DA: Yeah it sounds thick, and you weren’t losing anything in the mix. It sounded gnarly.
MH: It has a really great bass boost on it, and you can make a lot of adjustments on it too.
DA: I play bass and sing at the same time like yourself. Do you find that singing sometimes gets in your way, because you might want to play a heavier bass line, but you have to worry about singing too?
MH: Oh for sure. But most of the time, the way we try and write music, it by simplifying and making it a little more accessible. Especially being a three piece, I don’t have to be [so busy]. As long as the bass is driving and thick, I can leave the other stuff to Will, because he has magic fingers. But I know what you mean, because sometimes there is a part in my head that I want to play, but I can’t because I’m doing a lot of singing there as well.
JG: Where did the idea for short songs come about, most of your songs top out around two or three minutes.
MH: The thoughts complete at that point. We don’t have to keep dragging on.
WE: We try to cut all the bullshit out of the writing.
MH: The Beatles, they were writing two minute songs, and they were great. The Ramones as well. Why should we try for more if we can get out what we want in that timeframe.
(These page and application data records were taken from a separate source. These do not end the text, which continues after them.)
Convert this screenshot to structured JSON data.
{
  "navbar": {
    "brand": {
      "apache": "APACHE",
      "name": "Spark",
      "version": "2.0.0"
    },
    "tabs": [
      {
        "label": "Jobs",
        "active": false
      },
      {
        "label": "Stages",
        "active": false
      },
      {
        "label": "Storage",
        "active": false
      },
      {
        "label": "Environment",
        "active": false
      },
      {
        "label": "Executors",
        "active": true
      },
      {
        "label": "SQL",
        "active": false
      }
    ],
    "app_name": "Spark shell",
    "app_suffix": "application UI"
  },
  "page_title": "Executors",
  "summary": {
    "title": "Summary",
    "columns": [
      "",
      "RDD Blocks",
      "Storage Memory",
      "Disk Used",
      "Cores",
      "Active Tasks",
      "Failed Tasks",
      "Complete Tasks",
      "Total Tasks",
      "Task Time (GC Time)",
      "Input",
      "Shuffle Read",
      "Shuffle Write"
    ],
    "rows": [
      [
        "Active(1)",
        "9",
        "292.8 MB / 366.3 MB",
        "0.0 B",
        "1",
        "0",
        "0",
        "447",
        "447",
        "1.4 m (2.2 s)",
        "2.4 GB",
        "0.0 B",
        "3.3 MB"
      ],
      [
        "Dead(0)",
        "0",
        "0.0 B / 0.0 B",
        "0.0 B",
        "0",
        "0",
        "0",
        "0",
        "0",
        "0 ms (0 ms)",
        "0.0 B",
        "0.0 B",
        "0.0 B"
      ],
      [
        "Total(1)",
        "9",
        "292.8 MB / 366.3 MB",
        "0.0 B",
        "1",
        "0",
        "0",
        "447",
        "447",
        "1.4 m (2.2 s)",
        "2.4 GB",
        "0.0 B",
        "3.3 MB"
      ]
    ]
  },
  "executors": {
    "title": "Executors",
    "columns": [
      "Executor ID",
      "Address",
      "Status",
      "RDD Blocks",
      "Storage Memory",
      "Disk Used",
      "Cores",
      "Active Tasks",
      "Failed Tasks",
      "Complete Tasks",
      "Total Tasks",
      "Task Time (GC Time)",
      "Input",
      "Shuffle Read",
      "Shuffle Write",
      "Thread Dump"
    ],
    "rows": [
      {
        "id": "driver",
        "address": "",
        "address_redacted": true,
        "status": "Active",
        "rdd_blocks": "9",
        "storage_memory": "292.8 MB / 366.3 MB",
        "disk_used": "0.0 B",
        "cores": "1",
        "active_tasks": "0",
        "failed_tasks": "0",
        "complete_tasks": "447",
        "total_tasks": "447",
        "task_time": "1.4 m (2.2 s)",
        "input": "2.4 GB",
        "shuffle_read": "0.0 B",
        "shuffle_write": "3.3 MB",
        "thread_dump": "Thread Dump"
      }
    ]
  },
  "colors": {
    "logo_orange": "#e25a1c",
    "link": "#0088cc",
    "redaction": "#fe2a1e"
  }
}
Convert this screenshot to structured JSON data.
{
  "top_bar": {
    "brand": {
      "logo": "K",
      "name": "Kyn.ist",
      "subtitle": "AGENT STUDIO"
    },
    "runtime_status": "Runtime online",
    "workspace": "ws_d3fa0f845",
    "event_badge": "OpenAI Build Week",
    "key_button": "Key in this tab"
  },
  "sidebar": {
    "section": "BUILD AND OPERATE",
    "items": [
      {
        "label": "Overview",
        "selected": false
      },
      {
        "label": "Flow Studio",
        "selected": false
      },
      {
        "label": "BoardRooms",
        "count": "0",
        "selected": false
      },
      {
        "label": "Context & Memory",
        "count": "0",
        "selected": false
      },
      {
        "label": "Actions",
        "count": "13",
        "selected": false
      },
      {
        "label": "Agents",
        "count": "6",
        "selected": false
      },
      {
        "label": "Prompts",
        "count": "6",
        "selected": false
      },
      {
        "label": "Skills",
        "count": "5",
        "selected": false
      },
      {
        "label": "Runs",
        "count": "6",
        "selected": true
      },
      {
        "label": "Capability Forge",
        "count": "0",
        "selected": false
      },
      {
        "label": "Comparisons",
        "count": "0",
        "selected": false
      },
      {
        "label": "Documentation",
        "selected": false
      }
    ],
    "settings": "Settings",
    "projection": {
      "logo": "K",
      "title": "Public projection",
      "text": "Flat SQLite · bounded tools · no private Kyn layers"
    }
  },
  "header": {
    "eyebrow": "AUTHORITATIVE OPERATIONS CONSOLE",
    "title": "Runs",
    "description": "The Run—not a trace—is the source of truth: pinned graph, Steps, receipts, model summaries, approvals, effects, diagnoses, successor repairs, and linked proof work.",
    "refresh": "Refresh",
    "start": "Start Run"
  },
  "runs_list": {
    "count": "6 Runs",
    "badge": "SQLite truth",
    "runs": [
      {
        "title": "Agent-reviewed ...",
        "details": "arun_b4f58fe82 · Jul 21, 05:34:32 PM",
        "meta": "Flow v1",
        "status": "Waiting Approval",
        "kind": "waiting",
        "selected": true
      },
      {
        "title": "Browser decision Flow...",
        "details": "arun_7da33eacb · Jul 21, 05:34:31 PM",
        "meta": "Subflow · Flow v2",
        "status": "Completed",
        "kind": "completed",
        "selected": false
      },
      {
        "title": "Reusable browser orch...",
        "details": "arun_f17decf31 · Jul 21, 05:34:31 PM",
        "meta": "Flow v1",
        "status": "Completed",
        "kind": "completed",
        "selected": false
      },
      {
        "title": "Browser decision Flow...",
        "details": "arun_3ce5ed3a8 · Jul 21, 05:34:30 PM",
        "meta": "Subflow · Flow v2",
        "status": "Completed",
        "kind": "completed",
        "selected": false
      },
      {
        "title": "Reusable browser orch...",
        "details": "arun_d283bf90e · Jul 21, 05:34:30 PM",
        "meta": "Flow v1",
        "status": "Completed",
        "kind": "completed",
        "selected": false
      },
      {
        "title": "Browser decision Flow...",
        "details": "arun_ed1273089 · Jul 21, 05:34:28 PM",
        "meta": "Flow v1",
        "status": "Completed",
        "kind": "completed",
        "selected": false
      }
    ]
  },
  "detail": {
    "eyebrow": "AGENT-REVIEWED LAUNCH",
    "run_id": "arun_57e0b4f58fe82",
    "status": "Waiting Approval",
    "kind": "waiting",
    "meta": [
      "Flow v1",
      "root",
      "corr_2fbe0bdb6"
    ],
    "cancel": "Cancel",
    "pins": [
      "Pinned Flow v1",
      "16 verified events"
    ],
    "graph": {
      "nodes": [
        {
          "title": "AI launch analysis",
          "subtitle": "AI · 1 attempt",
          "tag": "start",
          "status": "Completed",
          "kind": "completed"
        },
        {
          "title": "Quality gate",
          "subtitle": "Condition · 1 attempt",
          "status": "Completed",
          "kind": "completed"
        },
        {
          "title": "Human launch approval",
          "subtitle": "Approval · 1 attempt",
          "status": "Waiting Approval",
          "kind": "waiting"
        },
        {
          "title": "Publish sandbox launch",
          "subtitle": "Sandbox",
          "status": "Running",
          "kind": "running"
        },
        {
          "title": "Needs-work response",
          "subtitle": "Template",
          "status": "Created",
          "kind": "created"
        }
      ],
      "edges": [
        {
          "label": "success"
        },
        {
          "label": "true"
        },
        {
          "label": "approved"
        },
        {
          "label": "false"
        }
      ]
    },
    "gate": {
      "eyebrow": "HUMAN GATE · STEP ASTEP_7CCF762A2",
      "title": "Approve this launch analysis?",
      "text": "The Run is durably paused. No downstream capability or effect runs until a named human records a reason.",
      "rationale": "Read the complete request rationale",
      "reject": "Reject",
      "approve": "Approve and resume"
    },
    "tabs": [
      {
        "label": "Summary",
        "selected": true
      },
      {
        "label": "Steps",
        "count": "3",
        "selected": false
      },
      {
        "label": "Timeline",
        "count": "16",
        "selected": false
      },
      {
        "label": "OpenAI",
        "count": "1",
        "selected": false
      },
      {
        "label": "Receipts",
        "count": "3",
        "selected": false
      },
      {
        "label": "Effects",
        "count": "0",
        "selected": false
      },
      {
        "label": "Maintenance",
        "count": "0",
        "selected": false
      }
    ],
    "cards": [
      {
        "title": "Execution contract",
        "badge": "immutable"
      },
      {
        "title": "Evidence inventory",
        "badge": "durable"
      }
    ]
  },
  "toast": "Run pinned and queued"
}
JG: You guys are on tour 200+ days a year, can you give us one hilarious story from the road?
MH: We were on tour with The Sword one time, and we were going through Albuquerque, but we weren’t playing there, so we all stayed there for the night. I don’t know if you have ever been there, but it is a crazy kind of city, there is definitely something in the air or the water. We get a hotel and all get rooms on the same floor right next to each other, and we are going to party all night. So we go to this strip club, and get kicked out. [laughs]. Well first Kyle from The Sword gets kicked out of a bar, in the beginning of the night. We were already loaded and they wouldn’t serve him and they are like “Get out of here!” So we show up and Kyle is in the streets so mad, screaming “Let me back in” and another dude from the bar is apologizing profusely because he knows he is in The Sword. So we go down to this strip club, and we are hanging out, doing strip club stuff, you know, and how does the rest of this go?
WE: We had a guy on tour, our camera guy, and I was gone at another bar when they first got to the strip club. When I showed up, there was this woman trying to stab our camera guy with her stiletto, and everybody’s holding her back and she’s screaming about money. Apparently he got one dance, and she said it was like five dance, and the bouncers are telling everyone to get out. So I acted like I wasn’t friends with any of them, and sat down at this other chair and finished my drink.
MH: So we were pretty wasted and we met all these people from Albuquerque and we all went back to our rooms on the top floor and had a raging party. All the classics that you would do if you were, say Van Halen, we did all of those things. I literally fell to the carpet at one point and passed out.
JG: That was not a night you got good sleep.
MH: [laughs] No way! But it was fun.